Exercise goal: Go through the records below and count every line containing "date". Reply with the count alone.

Data:

********************

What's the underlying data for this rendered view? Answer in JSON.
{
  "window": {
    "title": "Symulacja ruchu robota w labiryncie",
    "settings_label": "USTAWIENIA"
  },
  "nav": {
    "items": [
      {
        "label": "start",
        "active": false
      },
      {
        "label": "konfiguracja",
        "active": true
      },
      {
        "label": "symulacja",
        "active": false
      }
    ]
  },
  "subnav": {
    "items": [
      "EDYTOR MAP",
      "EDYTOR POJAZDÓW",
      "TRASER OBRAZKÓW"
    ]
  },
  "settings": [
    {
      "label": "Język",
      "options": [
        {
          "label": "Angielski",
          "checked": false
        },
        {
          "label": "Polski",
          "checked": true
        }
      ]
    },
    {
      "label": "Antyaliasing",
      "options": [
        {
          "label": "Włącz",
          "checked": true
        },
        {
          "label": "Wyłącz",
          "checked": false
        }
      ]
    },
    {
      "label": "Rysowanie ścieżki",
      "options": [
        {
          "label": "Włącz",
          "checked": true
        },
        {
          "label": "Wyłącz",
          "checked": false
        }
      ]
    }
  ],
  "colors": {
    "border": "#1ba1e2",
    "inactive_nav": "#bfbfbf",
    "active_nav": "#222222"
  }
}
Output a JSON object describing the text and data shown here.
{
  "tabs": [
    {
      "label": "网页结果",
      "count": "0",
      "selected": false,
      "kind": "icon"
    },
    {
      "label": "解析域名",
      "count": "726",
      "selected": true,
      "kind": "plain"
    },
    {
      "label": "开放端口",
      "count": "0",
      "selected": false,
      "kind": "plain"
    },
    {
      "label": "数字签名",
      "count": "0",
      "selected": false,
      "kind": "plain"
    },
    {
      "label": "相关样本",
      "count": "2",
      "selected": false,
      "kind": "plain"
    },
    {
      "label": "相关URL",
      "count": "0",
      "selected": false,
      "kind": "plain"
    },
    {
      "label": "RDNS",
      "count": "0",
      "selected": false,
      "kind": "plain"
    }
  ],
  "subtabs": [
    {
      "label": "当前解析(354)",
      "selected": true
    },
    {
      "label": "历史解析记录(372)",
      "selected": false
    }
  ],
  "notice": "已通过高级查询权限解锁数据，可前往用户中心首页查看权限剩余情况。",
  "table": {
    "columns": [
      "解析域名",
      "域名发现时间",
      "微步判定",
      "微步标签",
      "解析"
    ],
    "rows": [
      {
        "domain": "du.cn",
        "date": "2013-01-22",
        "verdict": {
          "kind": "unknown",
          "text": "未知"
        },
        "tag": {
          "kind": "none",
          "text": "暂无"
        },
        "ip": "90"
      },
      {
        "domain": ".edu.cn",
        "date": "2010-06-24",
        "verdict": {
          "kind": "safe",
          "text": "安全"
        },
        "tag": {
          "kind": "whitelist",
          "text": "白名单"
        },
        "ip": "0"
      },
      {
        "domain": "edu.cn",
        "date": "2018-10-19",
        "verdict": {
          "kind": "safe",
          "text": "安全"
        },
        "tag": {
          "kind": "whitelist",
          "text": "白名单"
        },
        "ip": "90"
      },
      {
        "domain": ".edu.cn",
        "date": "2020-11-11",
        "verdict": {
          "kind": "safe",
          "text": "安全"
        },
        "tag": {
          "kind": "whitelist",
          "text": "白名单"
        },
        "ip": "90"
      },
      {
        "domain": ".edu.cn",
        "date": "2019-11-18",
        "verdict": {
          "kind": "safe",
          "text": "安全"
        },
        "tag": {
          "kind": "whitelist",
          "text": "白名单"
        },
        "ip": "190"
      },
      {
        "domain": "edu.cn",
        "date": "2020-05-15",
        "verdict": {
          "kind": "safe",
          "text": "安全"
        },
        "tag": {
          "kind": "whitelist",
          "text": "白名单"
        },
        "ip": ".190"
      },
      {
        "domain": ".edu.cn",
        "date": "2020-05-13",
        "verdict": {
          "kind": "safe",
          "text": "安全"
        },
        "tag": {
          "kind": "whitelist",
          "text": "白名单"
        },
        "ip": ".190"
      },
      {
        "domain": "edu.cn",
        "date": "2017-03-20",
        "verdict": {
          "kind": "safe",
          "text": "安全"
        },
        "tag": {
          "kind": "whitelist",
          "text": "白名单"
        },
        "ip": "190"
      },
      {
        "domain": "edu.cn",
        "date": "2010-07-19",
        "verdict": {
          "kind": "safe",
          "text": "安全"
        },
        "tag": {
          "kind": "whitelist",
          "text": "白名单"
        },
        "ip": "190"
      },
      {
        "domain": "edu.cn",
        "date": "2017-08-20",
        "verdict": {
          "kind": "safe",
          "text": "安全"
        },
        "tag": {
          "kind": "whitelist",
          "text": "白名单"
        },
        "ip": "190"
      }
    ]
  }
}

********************

Written solution: 10